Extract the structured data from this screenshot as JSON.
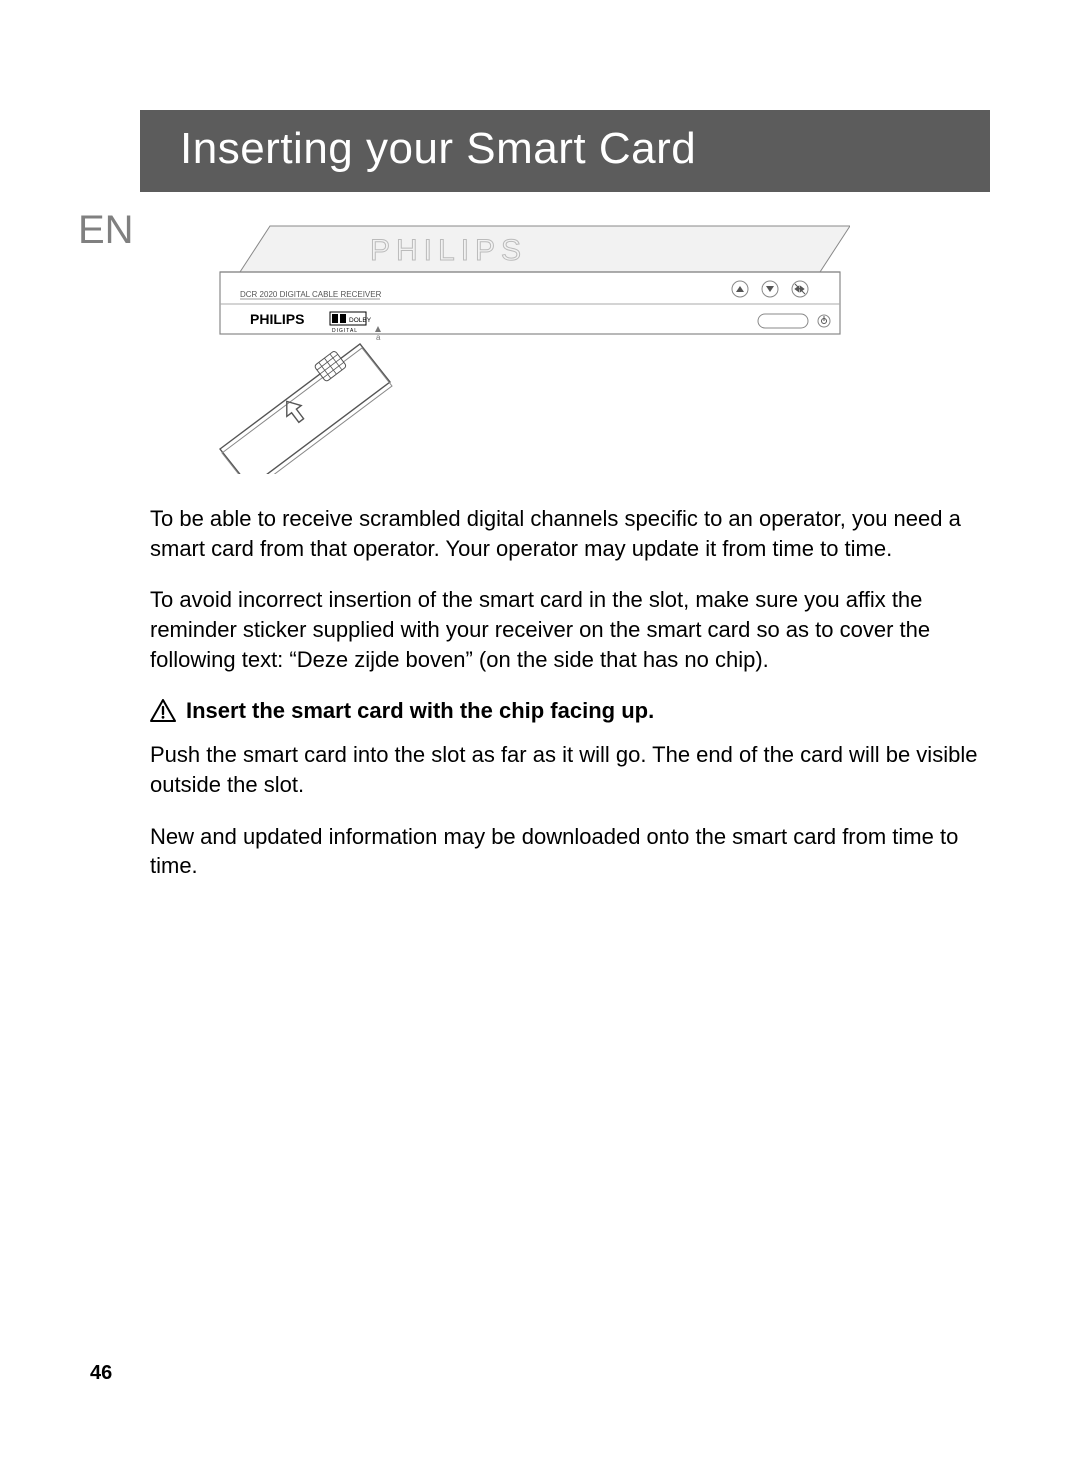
{
  "page": {
    "title": "Inserting your Smart Card",
    "language_tab": "EN",
    "page_number": "46"
  },
  "device": {
    "model_line": "DCR 2020   DIGITAL CABLE RECEIVER",
    "brand": "PHILIPS",
    "dolby": "DOLBY",
    "dolby_sub": "DIGITAL",
    "logo_text": "PHILIPS"
  },
  "body": {
    "p1": "To be able to receive scrambled digital channels specific to an operator, you need a smart card from that operator. Your operator may update it from time to time.",
    "p2": "To avoid incorrect insertion of the smart card in the slot, make sure you affix the reminder sticker supplied with your receiver on the smart card so as to cover the following text: “Deze zijde boven” (on the side that has no chip).",
    "warning": "Insert the smart card with the chip facing up.",
    "p3": "Push the smart card into the slot as far as it will go. The end of the card will be visible outside the slot.",
    "p4": "New and updated information may be downloaded onto the smart card from time to time."
  }
}
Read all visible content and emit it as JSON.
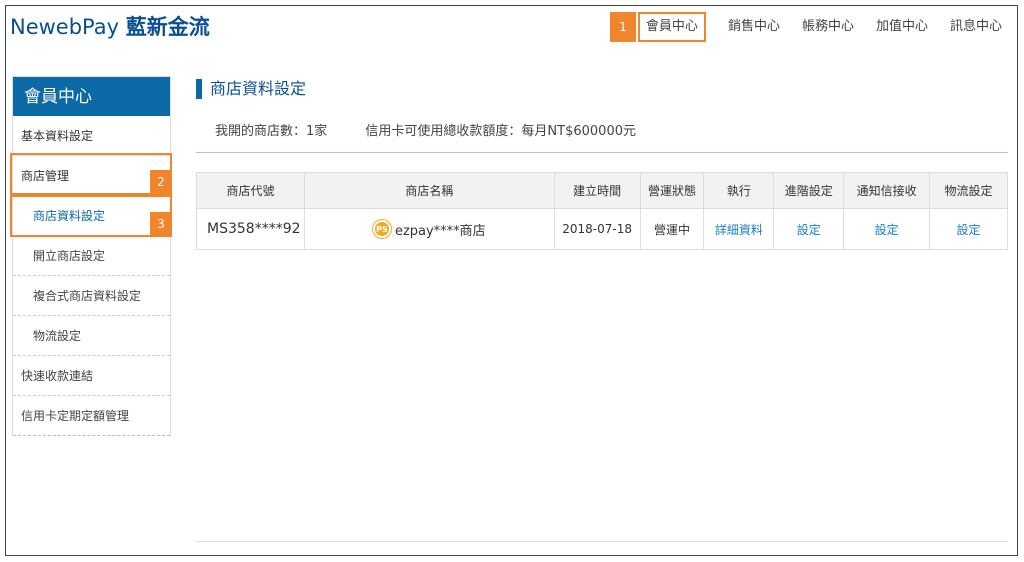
{
  "brand": {
    "name_en": "NewebPay",
    "name_cn": "藍新金流"
  },
  "topnav": {
    "badge": "1",
    "items": [
      "會員中心",
      "銷售中心",
      "帳務中心",
      "加值中心",
      "訊息中心"
    ]
  },
  "sidebar": {
    "title": "會員中心",
    "items": [
      "基本資料設定",
      "商店管理",
      "商店資料設定",
      "開立商店設定",
      "複合式商店資料設定",
      "物流設定",
      "快速收款連結",
      "信用卡定期定額管理"
    ],
    "badge2": "2",
    "badge3": "3"
  },
  "page": {
    "title": "商店資料設定",
    "store_count": "我開的商店數：1家",
    "card_limit": "信用卡可使用總收款額度：每月NT$600000元"
  },
  "table": {
    "headers": [
      "商店代號",
      "商店名稱",
      "建立時間",
      "營運狀態",
      "執行",
      "進階設定",
      "通知信接收",
      "物流設定"
    ],
    "row": {
      "code": "MS358****92",
      "icon_text": "PS",
      "name": "ezpay****商店",
      "created": "2018-07-18",
      "status": "營運中",
      "action": "詳細資料",
      "advanced": "設定",
      "notify": "設定",
      "logistics": "設定"
    }
  },
  "colors": {
    "accent": "#f0852d",
    "primary": "#0c6aa6",
    "link": "#1a80c8"
  }
}
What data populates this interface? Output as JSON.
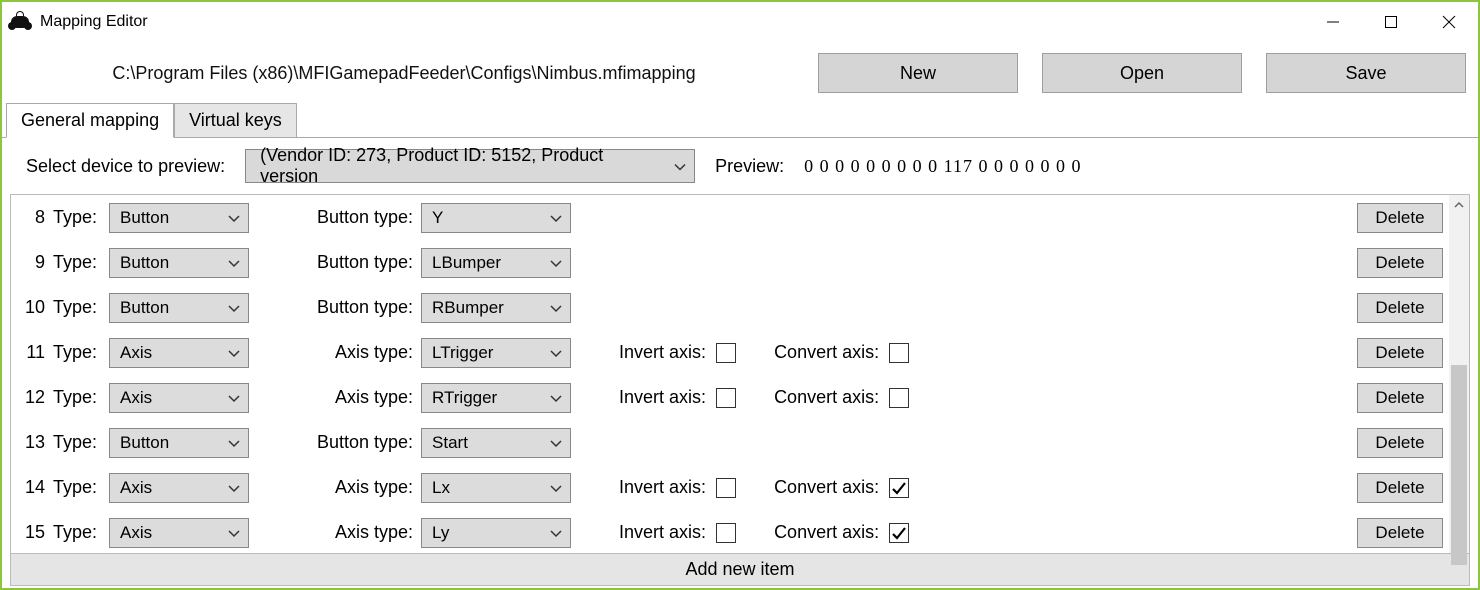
{
  "window": {
    "title": "Mapping Editor"
  },
  "toolbar": {
    "filepath": "C:\\Program Files (x86)\\MFIGamepadFeeder\\Configs\\Nimbus.mfimapping",
    "new_label": "New",
    "open_label": "Open",
    "save_label": "Save"
  },
  "tabs": {
    "general": "General mapping",
    "virtual": "Virtual keys"
  },
  "device_row": {
    "label": "Select device to preview:",
    "selected": "(Vendor ID: 273, Product ID: 5152, Product version",
    "preview_label": "Preview:",
    "preview_value": "0 0 0 0 0 0 0 0 0 117 0 0 0 0 0 0 0"
  },
  "row_labels": {
    "type": "Type:",
    "button_type": "Button type:",
    "axis_type": "Axis type:",
    "invert_axis": "Invert axis:",
    "convert_axis": "Convert axis:",
    "delete": "Delete"
  },
  "rows": [
    {
      "index": 8,
      "type": "Button",
      "subtype_label": "Button type:",
      "value": "Y",
      "is_axis": false
    },
    {
      "index": 9,
      "type": "Button",
      "subtype_label": "Button type:",
      "value": "LBumper",
      "is_axis": false
    },
    {
      "index": 10,
      "type": "Button",
      "subtype_label": "Button type:",
      "value": "RBumper",
      "is_axis": false
    },
    {
      "index": 11,
      "type": "Axis",
      "subtype_label": "Axis type:",
      "value": "LTrigger",
      "is_axis": true,
      "invert": false,
      "convert": false
    },
    {
      "index": 12,
      "type": "Axis",
      "subtype_label": "Axis type:",
      "value": "RTrigger",
      "is_axis": true,
      "invert": false,
      "convert": false
    },
    {
      "index": 13,
      "type": "Button",
      "subtype_label": "Button type:",
      "value": "Start",
      "is_axis": false
    },
    {
      "index": 14,
      "type": "Axis",
      "subtype_label": "Axis type:",
      "value": "Lx",
      "is_axis": true,
      "invert": false,
      "convert": true
    },
    {
      "index": 15,
      "type": "Axis",
      "subtype_label": "Axis type:",
      "value": "Ly",
      "is_axis": true,
      "invert": false,
      "convert": true
    }
  ],
  "footer": {
    "add_label": "Add new item"
  }
}
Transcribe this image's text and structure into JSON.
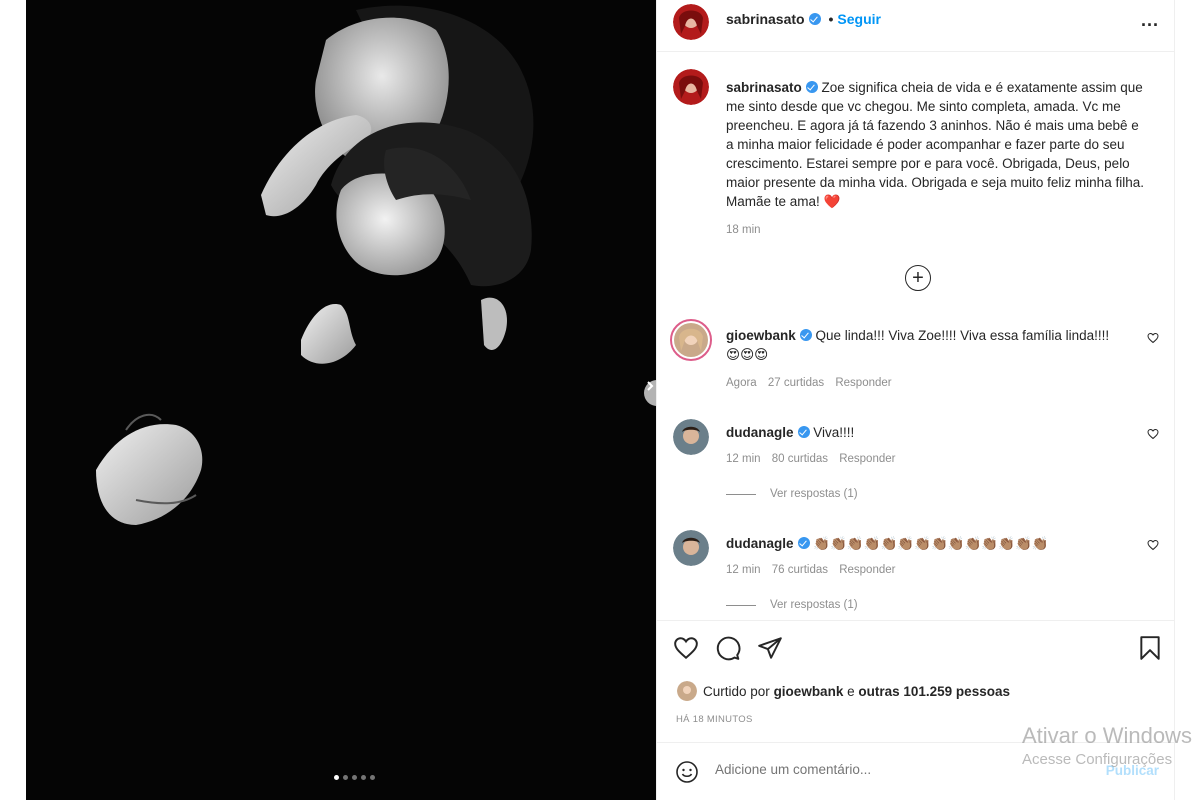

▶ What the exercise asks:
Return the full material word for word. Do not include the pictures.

▶ Result of this exercise:
Extract the structured data from this screenshot as JSON.
{
  "page": {
    "title": "Inserting your Smart Card",
    "language_tab": "EN",
    "page_number": "46"
  },
  "device": {
    "model_line": "DCR 2020   DIGITAL CABLE RECEIVER",
    "brand": "PHILIPS",
    "dolby": "DOLBY",
    "dolby_sub": "DIGITAL",
    "logo_text": "PHILIPS"
  },
  "body": {
    "p1": "To be able to receive scrambled digital channels specific to an operator, you need a smart card from that operator. Your operator may update it from time to time.",
    "p2": "To avoid incorrect insertion of the smart card in the slot, make sure you affix the reminder sticker supplied with your receiver on the smart card so as to cover the following text: “Deze zijde boven” (on the side that has no chip).",
    "warning": "Insert the smart card with the chip facing up.",
    "p3": "Push the smart card into the slot as far as it will go. The end of the card will be visible outside the slot.",
    "p4": "New and updated information may be downloaded onto the smart card from time to time."
  }
}
Read all visible content and emit it as JSON.
{
  "brand": {
    "name_en": "NewebPay",
    "name_cn": "藍新金流"
  },
  "topnav": {
    "badge": "1",
    "items": [
      "會員中心",
      "銷售中心",
      "帳務中心",
      "加值中心",
      "訊息中心"
    ]
  },
  "sidebar": {
    "title": "會員中心",
    "items": [
      "基本資料設定",
      "商店管理",
      "商店資料設定",
      "開立商店設定",
      "複合式商店資料設定",
      "物流設定",
      "快速收款連結",
      "信用卡定期定額管理"
    ],
    "badge2": "2",
    "badge3": "3"
  },
  "page": {
    "title": "商店資料設定",
    "store_count": "我開的商店數：1家",
    "card_limit": "信用卡可使用總收款額度：每月NT$600000元"
  },
  "table": {
    "headers": [
      "商店代號",
      "商店名稱",
      "建立時間",
      "營運狀態",
      "執行",
      "進階設定",
      "通知信接收",
      "物流設定"
    ],
    "row": {
      "code": "MS358****92",
      "icon_text": "PS",
      "name": "ezpay****商店",
      "created": "2018-07-18",
      "status": "營運中",
      "action": "詳細資料",
      "advanced": "設定",
      "notify": "設定",
      "logistics": "設定"
    }
  },
  "colors": {
    "accent": "#f0852d",
    "primary": "#0c6aa6",
    "link": "#1a80c8"
  }
}
What data populates this interface? Output as JSON.
{
  "window": {
    "title": "Mapping Editor"
  },
  "toolbar": {
    "filepath": "C:\\Program Files (x86)\\MFIGamepadFeeder\\Configs\\Nimbus.mfimapping",
    "new_label": "New",
    "open_label": "Open",
    "save_label": "Save"
  },
  "tabs": {
    "general": "General mapping",
    "virtual": "Virtual keys"
  },
  "device_row": {
    "label": "Select device to preview:",
    "selected": "(Vendor ID: 273, Product ID: 5152, Product version",
    "preview_label": "Preview:",
    "preview_value": "0 0 0 0 0 0 0 0 0 117 0 0 0 0 0 0 0"
  },
  "row_labels": {
    "type": "Type:",
    "button_type": "Button type:",
    "axis_type": "Axis type:",
    "invert_axis": "Invert axis:",
    "convert_axis": "Convert axis:",
    "delete": "Delete"
  },
  "rows": [
    {
      "index": 8,
      "type": "Button",
      "subtype_label": "Button type:",
      "value": "Y",
      "is_axis": false
    },
    {
      "index": 9,
      "type": "Button",
      "subtype_label": "Button type:",
      "value": "LBumper",
      "is_axis": false
    },
    {
      "index": 10,
      "type": "Button",
      "subtype_label": "Button type:",
      "value": "RBumper",
      "is_axis": false
    },
    {
      "index": 11,
      "type": "Axis",
      "subtype_label": "Axis type:",
      "value": "LTrigger",
      "is_axis": true,
      "invert": false,
      "convert": false
    },
    {
      "index": 12,
      "type": "Axis",
      "subtype_label": "Axis type:",
      "value": "RTrigger",
      "is_axis": true,
      "invert": false,
      "convert": false
    },
    {
      "index": 13,
      "type": "Button",
      "subtype_label": "Button type:",
      "value": "Start",
      "is_axis": false
    },
    {
      "index": 14,
      "type": "Axis",
      "subtype_label": "Axis type:",
      "value": "Lx",
      "is_axis": true,
      "invert": false,
      "convert": true
    },
    {
      "index": 15,
      "type": "Axis",
      "subtype_label": "Axis type:",
      "value": "Ly",
      "is_axis": true,
      "invert": false,
      "convert": true
    }
  ],
  "footer": {
    "add_label": "Add new item"
  }
}
Transcribe this image's text and structure into JSON.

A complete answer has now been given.